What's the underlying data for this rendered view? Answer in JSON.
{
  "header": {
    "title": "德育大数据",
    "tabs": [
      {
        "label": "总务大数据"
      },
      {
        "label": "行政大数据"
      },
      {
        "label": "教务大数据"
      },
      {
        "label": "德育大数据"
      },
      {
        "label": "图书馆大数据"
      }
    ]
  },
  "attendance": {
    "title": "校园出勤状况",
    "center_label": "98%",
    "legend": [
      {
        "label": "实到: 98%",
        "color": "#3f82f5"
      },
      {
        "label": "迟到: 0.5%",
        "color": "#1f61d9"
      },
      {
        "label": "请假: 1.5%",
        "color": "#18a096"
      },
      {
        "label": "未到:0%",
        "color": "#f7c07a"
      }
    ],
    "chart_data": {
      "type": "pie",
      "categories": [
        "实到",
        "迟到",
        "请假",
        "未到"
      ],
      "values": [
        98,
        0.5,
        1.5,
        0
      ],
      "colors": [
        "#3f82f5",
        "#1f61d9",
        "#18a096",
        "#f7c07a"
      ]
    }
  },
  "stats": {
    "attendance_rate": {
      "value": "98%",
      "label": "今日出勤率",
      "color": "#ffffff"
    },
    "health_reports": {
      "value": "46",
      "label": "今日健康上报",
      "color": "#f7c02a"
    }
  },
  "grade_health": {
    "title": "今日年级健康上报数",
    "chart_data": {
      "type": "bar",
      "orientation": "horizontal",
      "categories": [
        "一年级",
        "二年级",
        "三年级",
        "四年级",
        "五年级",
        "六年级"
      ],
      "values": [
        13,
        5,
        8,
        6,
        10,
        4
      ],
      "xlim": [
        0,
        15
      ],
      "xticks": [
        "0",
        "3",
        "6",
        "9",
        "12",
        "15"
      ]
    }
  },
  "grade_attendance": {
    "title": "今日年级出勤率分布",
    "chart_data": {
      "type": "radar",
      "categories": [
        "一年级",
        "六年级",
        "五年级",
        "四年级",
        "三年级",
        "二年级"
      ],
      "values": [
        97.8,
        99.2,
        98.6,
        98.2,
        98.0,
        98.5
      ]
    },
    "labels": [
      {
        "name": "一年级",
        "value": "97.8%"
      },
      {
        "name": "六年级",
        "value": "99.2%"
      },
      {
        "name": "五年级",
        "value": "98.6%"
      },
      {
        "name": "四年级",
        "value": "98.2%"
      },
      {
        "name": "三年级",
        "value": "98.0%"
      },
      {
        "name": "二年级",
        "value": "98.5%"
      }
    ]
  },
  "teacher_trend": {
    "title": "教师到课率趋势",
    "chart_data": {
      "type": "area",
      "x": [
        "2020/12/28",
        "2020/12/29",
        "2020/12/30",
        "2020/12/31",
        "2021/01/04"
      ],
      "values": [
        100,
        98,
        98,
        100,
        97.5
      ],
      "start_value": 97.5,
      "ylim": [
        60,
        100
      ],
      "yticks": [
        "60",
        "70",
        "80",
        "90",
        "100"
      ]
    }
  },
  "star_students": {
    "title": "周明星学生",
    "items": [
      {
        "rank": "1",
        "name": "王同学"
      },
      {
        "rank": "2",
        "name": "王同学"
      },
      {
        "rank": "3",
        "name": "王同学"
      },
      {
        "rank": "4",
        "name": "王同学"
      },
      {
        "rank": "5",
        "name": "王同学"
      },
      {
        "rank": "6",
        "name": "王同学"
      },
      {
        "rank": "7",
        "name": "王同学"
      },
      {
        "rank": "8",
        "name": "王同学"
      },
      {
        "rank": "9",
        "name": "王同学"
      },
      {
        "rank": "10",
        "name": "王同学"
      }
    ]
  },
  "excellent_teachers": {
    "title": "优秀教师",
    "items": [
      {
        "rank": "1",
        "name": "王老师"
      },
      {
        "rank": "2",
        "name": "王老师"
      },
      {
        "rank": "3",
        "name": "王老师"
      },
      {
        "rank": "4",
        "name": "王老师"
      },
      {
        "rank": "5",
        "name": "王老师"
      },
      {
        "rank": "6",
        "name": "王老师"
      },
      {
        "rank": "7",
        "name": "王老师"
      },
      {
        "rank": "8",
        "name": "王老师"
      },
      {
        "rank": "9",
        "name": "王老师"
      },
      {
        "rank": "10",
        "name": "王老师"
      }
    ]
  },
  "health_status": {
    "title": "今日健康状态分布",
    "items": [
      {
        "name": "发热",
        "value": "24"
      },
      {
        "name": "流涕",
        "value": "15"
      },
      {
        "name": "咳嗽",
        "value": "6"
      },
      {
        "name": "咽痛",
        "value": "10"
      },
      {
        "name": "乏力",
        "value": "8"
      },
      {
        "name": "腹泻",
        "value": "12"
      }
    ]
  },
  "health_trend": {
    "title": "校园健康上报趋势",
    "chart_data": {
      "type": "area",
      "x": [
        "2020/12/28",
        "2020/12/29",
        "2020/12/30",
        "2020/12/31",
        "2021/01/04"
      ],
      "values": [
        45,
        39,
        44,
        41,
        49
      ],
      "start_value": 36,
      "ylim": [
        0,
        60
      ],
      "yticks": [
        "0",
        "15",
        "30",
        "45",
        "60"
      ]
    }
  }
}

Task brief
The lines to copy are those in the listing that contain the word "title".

Solution below
    "title": "德育大数据",
    "title": "校园出勤状况",
    "title": "今日年级健康上报数",
    "title": "今日年级出勤率分布",
    "title": "教师到课率趋势",
    "title": "周明星学生",
    "title": "优秀教师",
    "title": "今日健康状态分布",
    "title": "校园健康上报趋势",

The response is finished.